WORK INSTRUCTIONS: Copy the records exactly. Include every line.

(Element data from apps and pages)
------
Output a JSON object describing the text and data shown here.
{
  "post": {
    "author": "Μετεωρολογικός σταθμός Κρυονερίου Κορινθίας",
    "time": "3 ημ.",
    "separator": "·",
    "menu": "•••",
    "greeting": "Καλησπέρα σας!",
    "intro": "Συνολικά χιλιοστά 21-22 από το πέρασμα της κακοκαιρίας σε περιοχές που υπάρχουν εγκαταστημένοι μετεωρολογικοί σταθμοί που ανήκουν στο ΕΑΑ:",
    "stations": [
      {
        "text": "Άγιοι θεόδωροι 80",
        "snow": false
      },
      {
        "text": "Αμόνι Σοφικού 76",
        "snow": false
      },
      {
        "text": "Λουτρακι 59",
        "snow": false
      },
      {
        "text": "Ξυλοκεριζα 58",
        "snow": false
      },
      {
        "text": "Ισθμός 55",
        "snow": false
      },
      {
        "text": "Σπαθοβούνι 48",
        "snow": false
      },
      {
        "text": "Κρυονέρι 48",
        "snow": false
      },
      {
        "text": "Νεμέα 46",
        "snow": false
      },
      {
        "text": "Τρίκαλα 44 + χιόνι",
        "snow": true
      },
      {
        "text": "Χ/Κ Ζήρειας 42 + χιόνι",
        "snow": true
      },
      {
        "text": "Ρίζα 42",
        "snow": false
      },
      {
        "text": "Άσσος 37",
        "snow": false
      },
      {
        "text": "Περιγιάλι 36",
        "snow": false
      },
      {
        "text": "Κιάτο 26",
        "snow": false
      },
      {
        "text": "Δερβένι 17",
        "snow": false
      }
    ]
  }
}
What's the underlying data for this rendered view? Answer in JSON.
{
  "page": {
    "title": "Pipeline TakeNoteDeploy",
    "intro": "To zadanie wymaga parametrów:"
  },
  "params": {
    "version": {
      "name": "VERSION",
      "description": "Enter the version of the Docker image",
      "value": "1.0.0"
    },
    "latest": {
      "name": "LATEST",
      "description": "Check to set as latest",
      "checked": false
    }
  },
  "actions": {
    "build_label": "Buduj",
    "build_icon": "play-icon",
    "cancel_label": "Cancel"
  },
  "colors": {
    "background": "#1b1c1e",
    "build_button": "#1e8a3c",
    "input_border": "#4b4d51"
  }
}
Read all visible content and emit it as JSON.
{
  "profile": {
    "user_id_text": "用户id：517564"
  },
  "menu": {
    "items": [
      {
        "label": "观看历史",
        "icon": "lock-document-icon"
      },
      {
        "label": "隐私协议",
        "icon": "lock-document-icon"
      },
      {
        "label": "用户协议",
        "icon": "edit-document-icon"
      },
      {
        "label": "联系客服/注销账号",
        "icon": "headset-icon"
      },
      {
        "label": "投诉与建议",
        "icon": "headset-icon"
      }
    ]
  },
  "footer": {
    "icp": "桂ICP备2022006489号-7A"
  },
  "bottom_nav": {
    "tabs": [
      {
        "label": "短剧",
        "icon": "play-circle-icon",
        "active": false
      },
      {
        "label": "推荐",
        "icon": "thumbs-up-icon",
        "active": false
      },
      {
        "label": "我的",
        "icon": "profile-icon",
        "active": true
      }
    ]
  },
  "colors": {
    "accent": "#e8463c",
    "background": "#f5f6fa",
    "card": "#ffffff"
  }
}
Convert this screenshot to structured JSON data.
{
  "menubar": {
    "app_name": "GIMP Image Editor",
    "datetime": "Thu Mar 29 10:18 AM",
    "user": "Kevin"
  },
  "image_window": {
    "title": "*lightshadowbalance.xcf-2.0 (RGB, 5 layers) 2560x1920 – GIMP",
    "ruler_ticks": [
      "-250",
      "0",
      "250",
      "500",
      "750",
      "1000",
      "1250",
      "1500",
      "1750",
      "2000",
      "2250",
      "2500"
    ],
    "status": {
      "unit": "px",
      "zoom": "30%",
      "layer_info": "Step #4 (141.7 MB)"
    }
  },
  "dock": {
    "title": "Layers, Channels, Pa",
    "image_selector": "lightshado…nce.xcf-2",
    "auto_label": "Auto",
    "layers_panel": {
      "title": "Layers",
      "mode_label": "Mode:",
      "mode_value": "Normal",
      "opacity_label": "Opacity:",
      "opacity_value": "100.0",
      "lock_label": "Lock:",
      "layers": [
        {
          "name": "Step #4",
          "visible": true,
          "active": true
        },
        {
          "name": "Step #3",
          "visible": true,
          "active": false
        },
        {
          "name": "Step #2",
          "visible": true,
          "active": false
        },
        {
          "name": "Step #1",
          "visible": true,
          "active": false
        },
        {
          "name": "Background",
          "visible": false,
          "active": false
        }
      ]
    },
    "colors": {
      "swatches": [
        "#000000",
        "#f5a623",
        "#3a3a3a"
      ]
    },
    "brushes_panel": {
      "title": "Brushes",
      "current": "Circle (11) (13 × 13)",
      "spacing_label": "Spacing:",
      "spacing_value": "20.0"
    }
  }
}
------
WRITTEN SOLUTION:
Output a JSON object describing the text and data shown here.
{
  "post": {
    "author": "Μετεωρολογικός σταθμός Κρυονερίου Κορινθίας",
    "time": "3 ημ.",
    "separator": "·",
    "menu": "•••",
    "greeting": "Καλησπέρα σας!",
    "intro": "Συνολικά χιλιοστά 21-22 από το πέρασμα της κακοκαιρίας σε περιοχές που υπάρχουν εγκαταστημένοι μετεωρολογικοί σταθμοί που ανήκουν στο ΕΑΑ:",
    "stations": [
      {
        "text": "Άγιοι θεόδωροι 80",
        "snow": false
      },
      {
        "text": "Αμόνι Σοφικού 76",
        "snow": false
      },
      {
        "text": "Λουτρακι 59",
        "snow": false
      },
      {
        "text": "Ξυλοκεριζα 58",
        "snow": false
      },
      {
        "text": "Ισθμός 55",
        "snow": false
      },
      {
        "text": "Σπαθοβούνι 48",
        "snow": false
      },
      {
        "text": "Κρυονέρι 48",
        "snow": false
      },
      {
        "text": "Νεμέα 46",
        "snow": false
      },
      {
        "text": "Τρίκαλα 44 + χιόνι",
        "snow": true
      },
      {
        "text": "Χ/Κ Ζήρειας 42 + χιόνι",
        "snow": true
      },
      {
        "text": "Ρίζα 42",
        "snow": false
      },
      {
        "text": "Άσσος 37",
        "snow": false
      },
      {
        "text": "Περιγιάλι 36",
        "snow": false
      },
      {
        "text": "Κιάτο 26",
        "snow": false
      },
      {
        "text": "Δερβένι 17",
        "snow": false
      }
    ]
  }
}
What's the underlying data for this rendered view? Answer in JSON.
{
  "page": {
    "title": "Pipeline TakeNoteDeploy",
    "intro": "To zadanie wymaga parametrów:"
  },
  "params": {
    "version": {
      "name": "VERSION",
      "description": "Enter the version of the Docker image",
      "value": "1.0.0"
    },
    "latest": {
      "name": "LATEST",
      "description": "Check to set as latest",
      "checked": false
    }
  },
  "actions": {
    "build_label": "Buduj",
    "build_icon": "play-icon",
    "cancel_label": "Cancel"
  },
  "colors": {
    "background": "#1b1c1e",
    "build_button": "#1e8a3c",
    "input_border": "#4b4d51"
  }
}
Read all visible content and emit it as JSON.
{
  "profile": {
    "user_id_text": "用户id：517564"
  },
  "menu": {
    "items": [
      {
        "label": "观看历史",
        "icon": "lock-document-icon"
      },
      {
        "label": "隐私协议",
        "icon": "lock-document-icon"
      },
      {
        "label": "用户协议",
        "icon": "edit-document-icon"
      },
      {
        "label": "联系客服/注销账号",
        "icon": "headset-icon"
      },
      {
        "label": "投诉与建议",
        "icon": "headset-icon"
      }
    ]
  },
  "footer": {
    "icp": "桂ICP备2022006489号-7A"
  },
  "bottom_nav": {
    "tabs": [
      {
        "label": "短剧",
        "icon": "play-circle-icon",
        "active": false
      },
      {
        "label": "推荐",
        "icon": "thumbs-up-icon",
        "active": false
      },
      {
        "label": "我的",
        "icon": "profile-icon",
        "active": true
      }
    ]
  },
  "colors": {
    "accent": "#e8463c",
    "background": "#f5f6fa",
    "card": "#ffffff"
  }
}
Convert this screenshot to structured JSON data.
{
  "menubar": {
    "app_name": "GIMP Image Editor",
    "datetime": "Thu Mar 29 10:18 AM",
    "user": "Kevin"
  },
  "image_window": {
    "title": "*lightshadowbalance.xcf-2.0 (RGB, 5 layers) 2560x1920 – GIMP",
    "ruler_ticks": [
      "-250",
      "0",
      "250",
      "500",
      "750",
      "1000",
      "1250",
      "1500",
      "1750",
      "2000",
      "2250",
      "2500"
    ],
    "status": {
      "unit": "px",
      "zoom": "30%",
      "layer_info": "Step #4 (141.7 MB)"
    }
  },
  "dock": {
    "title": "Layers, Channels, Pa",
    "image_selector": "lightshado…nce.xcf-2",
    "auto_label": "Auto",
    "layers_panel": {
      "title": "Layers",
      "mode_label": "Mode:",
      "mode_value": "Normal",
      "opacity_label": "Opacity:",
      "opacity_value": "100.0",
      "lock_label": "Lock:",
      "layers": [
        {
          "name": "Step #4",
          "visible": true,
          "active": true
        },
        {
          "name": "Step #3",
          "visible": true,
          "active": false
        },
        {
          "name": "Step #2",
          "visible": true,
          "active": false
        },
        {
          "name": "Step #1",
          "visible": true,
          "active": false
        },
        {
          "name": "Background",
          "visible": false,
          "active": false
        }
      ]
    },
    "colors": {
      "swatches": [
        "#000000",
        "#f5a623",
        "#3a3a3a"
      ]
    },
    "brushes_panel": {
      "title": "Brushes",
      "current": "Circle (11) (13 × 13)",
      "spacing_label": "Spacing:",
      "spacing_value": "20.0"
    }
  }
}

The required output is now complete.